Carlos Delfino sorta reminds me of this otherCarlos. Sure Venezuela is a bit farther north than Delfino’s Argentina, but sometimes he just looks like someone that totally knows how to adjust a scope, set some plastique in a strategic place, and silently stalk The Most Dangerous Game before some cold blooded assassination ish. That’s just me, though.
Here’s a couple sequences from Friday, when the Memphis Grizzlies handled the visiting Houston Rockets with relative ease. In fact, when the Houston starters came out at the end of the 3rd quarter, as part of their usual substitution patterns, they never went back in during the fourth as the Pete Pranica wondered why. It might have had something to do with Memphis’ top 2 defense.
Watch as Tony Allen almost steals the pass to Harden (there were countless instances where Allen got his hand on a pass and deflected it out of bounds, enough to disrupt the rhythm of Houston’s offense, or for an outright steal), and then totally stops the dribble penetration of James Harden. Grizzlies coach, Lionel Hollins, and Zach Lowe discussed Allen’s roving madman routine in a piece for Grantland last week. Harden only finished with 7 points on 3-for-9 shooting on Friday, including this off-balance mid-range shot; Allen stays in front of him despite all the dribbling trickery and doesn’t allow him to get into the lane or get an open jumper.
On the other end, Tayshaun Prince brings the ball up court and waits until the perfect moment to feed Gasol on his usual place at the left elbow. Prince waits because Mike Conley is coming around the baseline and setting up his defender—Jeremy Lin—for a backdoor cut. Both Prince, Gasol and Conley know what they’re doing, but the timing of both Prince and Gasol’s pass’ with Conley’s cut is perfect. Lin has been burned ball watching on some backdoors this year (he’s still young, so he’ll need time to develop as a defender), and it’s obvious Memphis ran this set on purpose to get the backdoor lay-up for Conley.
Both sequences are perfect illustrations of why the Grizzlies are so intriguing in a crazy Western Conference. If they were in the East, they’d be a 2 seed and the biggest obstacle in the path of the Heat. But in the West, they’re flip-flopping with Denver and the Clippers for the 3, 4, 5 seeds almost every other night.
I agree that Dwyane Wade has lost some of the explosiveness that led many to believe he was one of the best players—if not, the best player—in the game during his first title season with Shaq, but he’s still able to add a little oomph sometimes when he’s finishing.

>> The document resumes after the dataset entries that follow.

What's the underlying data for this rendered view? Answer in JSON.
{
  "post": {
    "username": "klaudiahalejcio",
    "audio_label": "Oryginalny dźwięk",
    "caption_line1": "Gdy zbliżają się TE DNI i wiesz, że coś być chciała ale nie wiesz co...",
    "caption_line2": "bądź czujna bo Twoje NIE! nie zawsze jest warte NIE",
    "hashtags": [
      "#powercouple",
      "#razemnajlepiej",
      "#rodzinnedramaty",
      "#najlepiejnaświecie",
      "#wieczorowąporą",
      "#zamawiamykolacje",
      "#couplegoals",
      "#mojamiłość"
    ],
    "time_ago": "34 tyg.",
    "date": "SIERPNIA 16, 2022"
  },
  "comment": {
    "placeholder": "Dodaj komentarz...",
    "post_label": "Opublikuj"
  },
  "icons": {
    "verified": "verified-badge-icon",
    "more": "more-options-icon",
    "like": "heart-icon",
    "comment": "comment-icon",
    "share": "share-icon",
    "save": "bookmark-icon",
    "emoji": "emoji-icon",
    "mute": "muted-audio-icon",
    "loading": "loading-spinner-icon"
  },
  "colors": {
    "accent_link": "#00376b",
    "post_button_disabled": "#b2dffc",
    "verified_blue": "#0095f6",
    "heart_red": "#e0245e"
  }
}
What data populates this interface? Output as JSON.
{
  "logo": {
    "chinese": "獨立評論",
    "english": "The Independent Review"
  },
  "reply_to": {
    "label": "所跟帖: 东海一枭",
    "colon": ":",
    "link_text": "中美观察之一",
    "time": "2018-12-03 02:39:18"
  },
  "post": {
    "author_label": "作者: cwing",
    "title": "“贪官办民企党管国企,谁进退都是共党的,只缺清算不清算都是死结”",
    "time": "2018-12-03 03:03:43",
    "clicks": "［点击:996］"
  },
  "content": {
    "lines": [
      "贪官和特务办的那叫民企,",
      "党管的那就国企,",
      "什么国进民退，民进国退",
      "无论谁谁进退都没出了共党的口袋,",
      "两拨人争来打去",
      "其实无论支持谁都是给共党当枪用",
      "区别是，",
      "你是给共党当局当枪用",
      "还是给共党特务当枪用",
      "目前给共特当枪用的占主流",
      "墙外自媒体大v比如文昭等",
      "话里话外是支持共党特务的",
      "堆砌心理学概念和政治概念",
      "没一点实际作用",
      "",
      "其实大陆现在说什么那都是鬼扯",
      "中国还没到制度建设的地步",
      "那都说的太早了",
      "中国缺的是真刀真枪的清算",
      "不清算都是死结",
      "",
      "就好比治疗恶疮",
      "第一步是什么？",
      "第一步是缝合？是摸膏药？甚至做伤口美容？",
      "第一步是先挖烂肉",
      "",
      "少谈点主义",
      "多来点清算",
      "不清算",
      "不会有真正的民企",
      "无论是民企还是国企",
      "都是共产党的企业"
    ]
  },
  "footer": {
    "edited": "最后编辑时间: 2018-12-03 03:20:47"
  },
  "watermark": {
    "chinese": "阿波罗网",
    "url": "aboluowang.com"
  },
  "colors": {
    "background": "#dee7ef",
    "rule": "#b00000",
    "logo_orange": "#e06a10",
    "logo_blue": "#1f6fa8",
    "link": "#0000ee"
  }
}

Here he stripped James Harden at one end, and finished with a reverse dunk that had, as Sun Sports’ analyst, Tony Fiorentino, said “A little French mustard on it at the end.” Not sure what that really means, but it made sense at the time.